The Song Machine by John Seabrook — An intriguing look at the (predominately Nordic) core of modern pop music. Unfortunately, it did almost lose me a few times, due to a lack of cohesion. (I also wasn’t fond of the writer’s style, whatever it was supposed to be.) Still, if you’re curious about the inner-workings of pop music, read the article on which it’s based instead.
Brooklyn by Colm Tóibín — This was a book that was hard for me to put down. Perfect, it was not, but gripping? Absolutely. I want to see the film version and then do a proper comparison of the two.

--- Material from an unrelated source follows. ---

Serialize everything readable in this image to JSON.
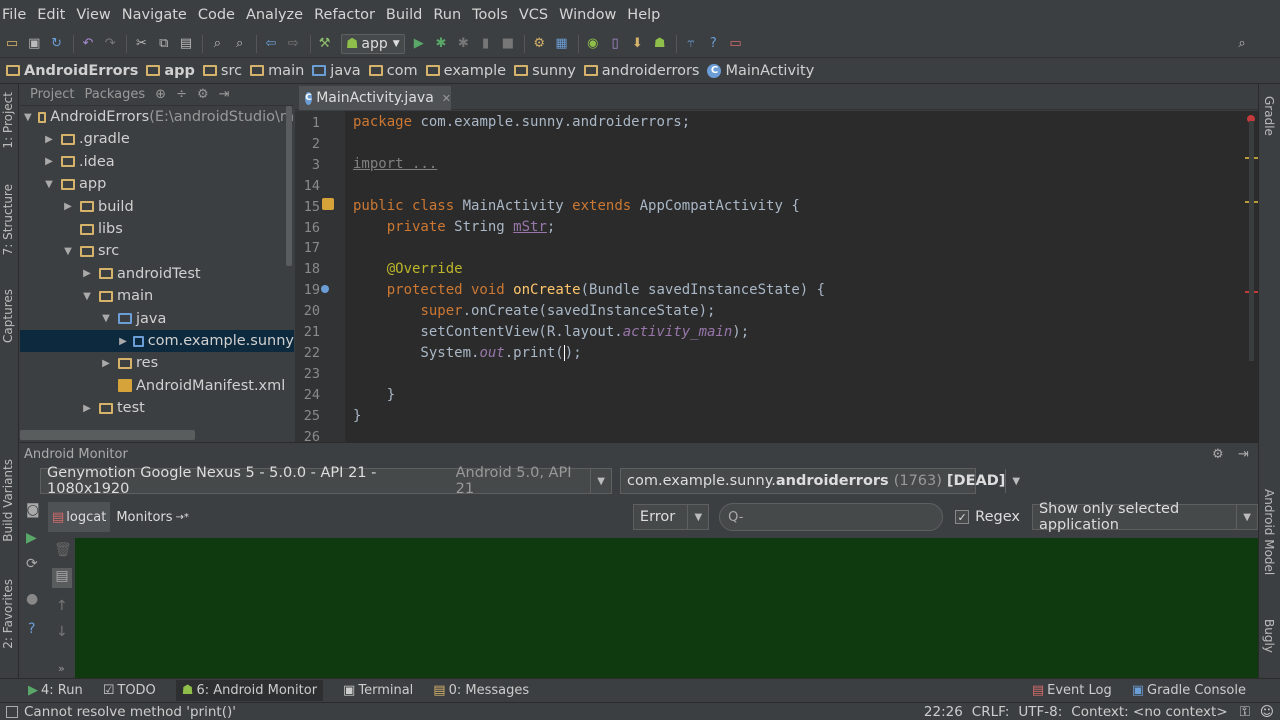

Meanwhile, I’m considering another Tóibín story down the line — maybe The Master?
Bossypants by Tina Fey — While I expected (and got) some laughs out of this one, I also developed a new-found respect for Ms. Fey. I appreciated her candor as she detailed some of her more trying moments in life (developing a show, becoming a mother). I still think she’s very cool, but now I feel I can relate to her more, beyond being from the same hometown. Granted, I don’t think I’ll ever be as cool as Tina, or emit the levels of coolness she does.
I hope to see a lot more titles under “completed books” come December 31. Hey, I already have four books down. Only ONE more to go for that personal pan pizza! I got this.
The Monday Question
Do you have any book recommendations? As you can tell from my list, I’m more inclined to read non-fiction, but I won’t turn down a good fiction title, either. Share your suggestions in the comments and I’ll add them to my list.
Til next Monday!